>>>

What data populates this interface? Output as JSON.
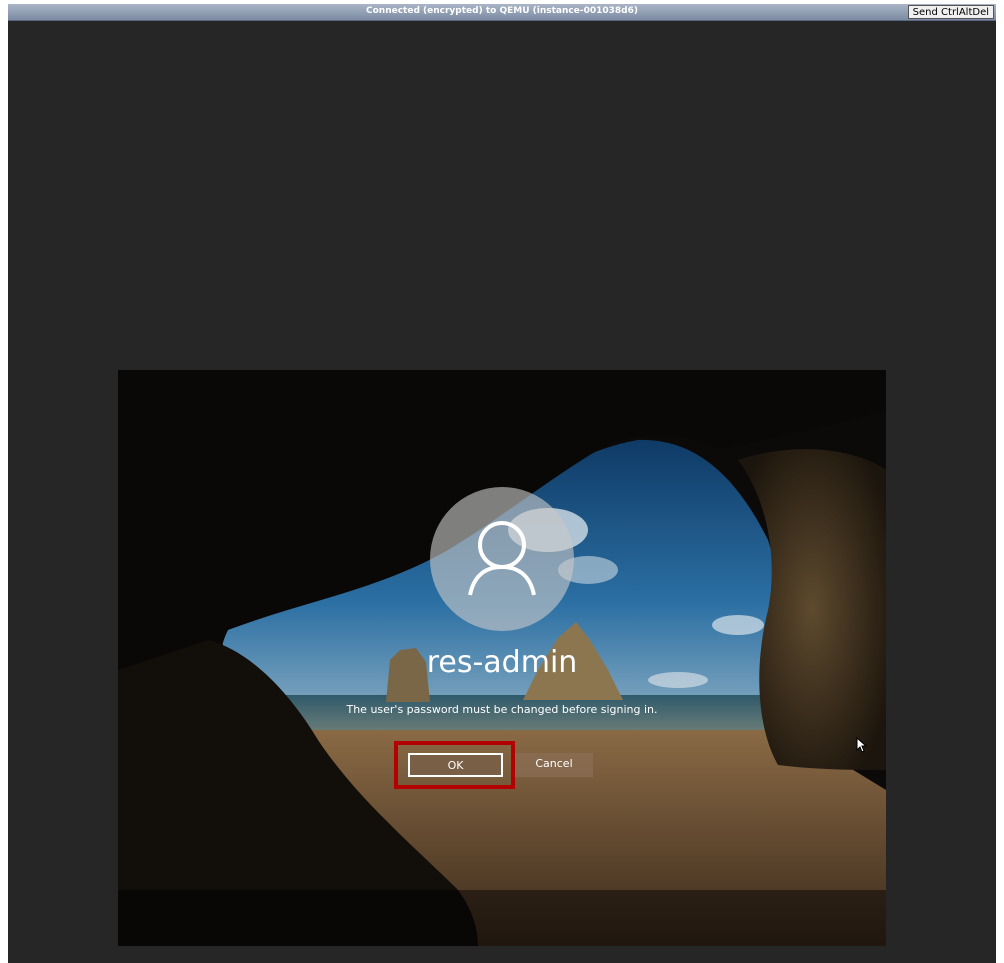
{
  "vnc": {
    "status_text": "Connected (encrypted) to QEMU (instance-001038d6)",
    "ctrl_alt_del_label": "Send CtrlAltDel"
  },
  "login": {
    "avatar_icon": "user-icon",
    "username": "res-admin",
    "message": "The user's password must be changed before signing in.",
    "ok_label": "OK",
    "cancel_label": "Cancel"
  },
  "colors": {
    "highlight": "#b30000",
    "background": "#262626"
  }
}
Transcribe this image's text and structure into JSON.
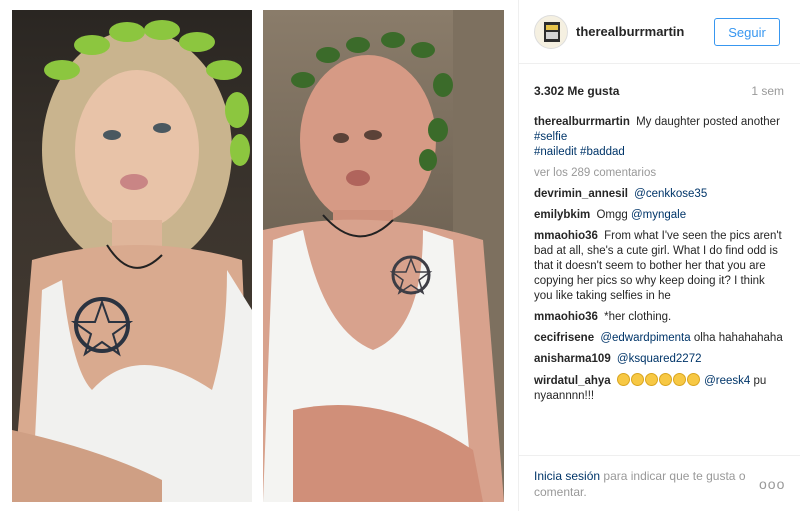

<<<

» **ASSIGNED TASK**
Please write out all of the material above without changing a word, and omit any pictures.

» **OUTPUT FOR THIS EXERCISE**
What data populates this interface? Output as JSON.
{
  "vnc": {
    "status_text": "Connected (encrypted) to QEMU (instance-001038d6)",
    "ctrl_alt_del_label": "Send CtrlAltDel"
  },
  "login": {
    "avatar_icon": "user-icon",
    "username": "res-admin",
    "message": "The user's password must be changed before signing in.",
    "ok_label": "OK",
    "cancel_label": "Cancel"
  },
  "colors": {
    "highlight": "#b30000",
    "background": "#262626"
  }
}
Transcribe this image's text and structure into JSON.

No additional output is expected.